Interface dataset entries
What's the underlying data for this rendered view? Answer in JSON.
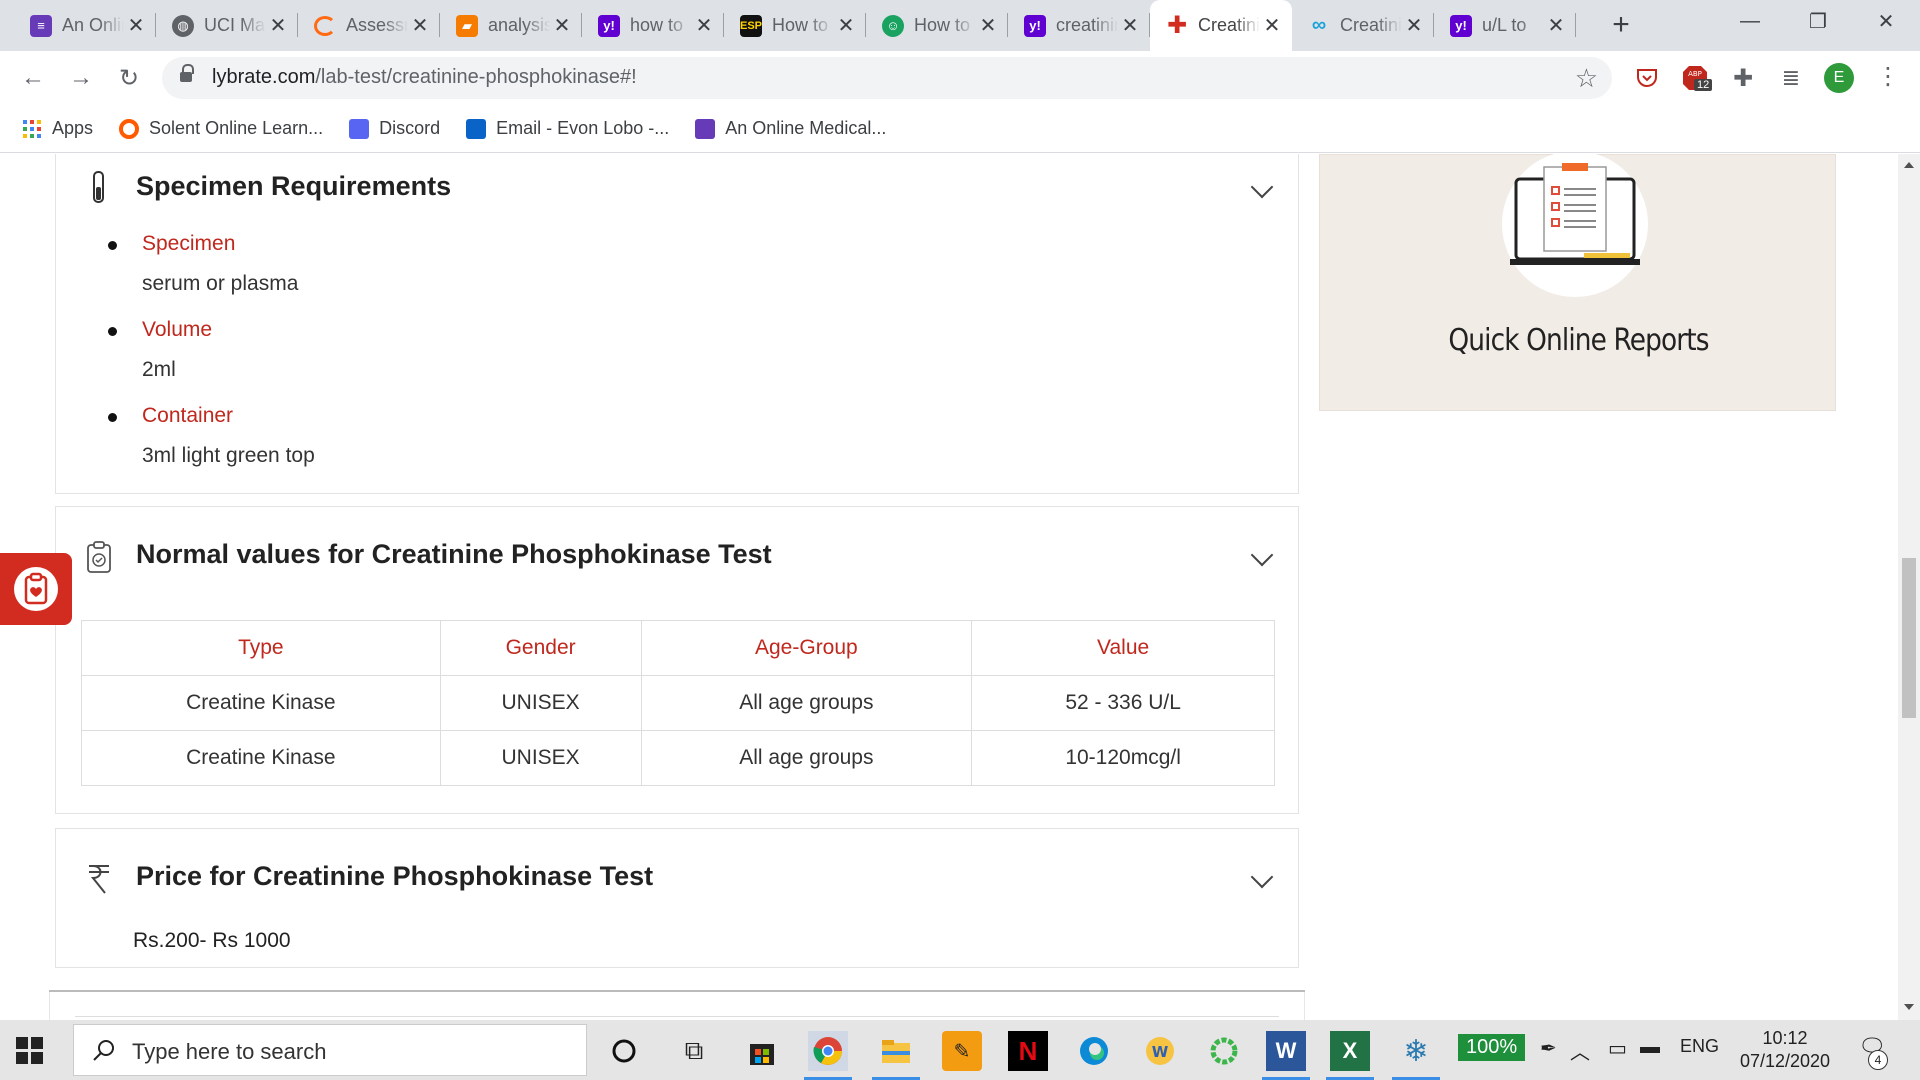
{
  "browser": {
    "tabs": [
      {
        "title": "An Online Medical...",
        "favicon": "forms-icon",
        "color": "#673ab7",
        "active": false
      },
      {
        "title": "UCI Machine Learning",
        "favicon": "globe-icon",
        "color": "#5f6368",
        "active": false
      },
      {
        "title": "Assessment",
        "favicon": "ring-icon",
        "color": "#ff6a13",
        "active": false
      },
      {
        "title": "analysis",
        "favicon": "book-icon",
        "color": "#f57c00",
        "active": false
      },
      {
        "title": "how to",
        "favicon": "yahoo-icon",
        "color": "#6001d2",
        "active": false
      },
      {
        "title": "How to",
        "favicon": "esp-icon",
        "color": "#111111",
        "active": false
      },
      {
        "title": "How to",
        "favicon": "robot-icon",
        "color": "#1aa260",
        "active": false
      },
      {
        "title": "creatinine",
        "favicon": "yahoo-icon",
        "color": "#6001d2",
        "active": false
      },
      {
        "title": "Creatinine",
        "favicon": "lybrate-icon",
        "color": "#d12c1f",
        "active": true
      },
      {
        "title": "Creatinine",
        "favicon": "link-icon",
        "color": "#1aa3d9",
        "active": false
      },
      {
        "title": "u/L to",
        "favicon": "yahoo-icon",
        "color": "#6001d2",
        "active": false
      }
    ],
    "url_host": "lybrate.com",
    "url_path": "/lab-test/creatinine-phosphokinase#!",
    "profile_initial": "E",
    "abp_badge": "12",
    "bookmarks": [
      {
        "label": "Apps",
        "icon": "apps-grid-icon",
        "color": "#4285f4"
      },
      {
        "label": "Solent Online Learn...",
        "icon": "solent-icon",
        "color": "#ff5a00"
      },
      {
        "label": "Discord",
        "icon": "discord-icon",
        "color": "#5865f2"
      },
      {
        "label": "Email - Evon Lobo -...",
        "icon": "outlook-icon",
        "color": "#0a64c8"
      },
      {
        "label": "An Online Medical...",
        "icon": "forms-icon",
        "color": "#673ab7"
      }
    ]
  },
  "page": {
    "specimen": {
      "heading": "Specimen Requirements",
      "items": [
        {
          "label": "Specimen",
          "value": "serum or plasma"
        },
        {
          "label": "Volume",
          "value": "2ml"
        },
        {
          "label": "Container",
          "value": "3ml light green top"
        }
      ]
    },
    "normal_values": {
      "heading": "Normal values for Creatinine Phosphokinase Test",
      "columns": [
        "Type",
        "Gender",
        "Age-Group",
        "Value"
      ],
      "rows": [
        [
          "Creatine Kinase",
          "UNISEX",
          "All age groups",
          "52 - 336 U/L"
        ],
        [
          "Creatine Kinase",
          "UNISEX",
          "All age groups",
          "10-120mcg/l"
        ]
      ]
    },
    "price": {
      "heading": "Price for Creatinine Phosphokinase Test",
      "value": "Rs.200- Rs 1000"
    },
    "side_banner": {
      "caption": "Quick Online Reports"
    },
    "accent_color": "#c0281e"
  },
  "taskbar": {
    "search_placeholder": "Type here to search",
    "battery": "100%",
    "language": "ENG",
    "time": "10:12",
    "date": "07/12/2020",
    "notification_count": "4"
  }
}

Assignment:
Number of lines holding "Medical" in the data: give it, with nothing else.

Exercise output:
2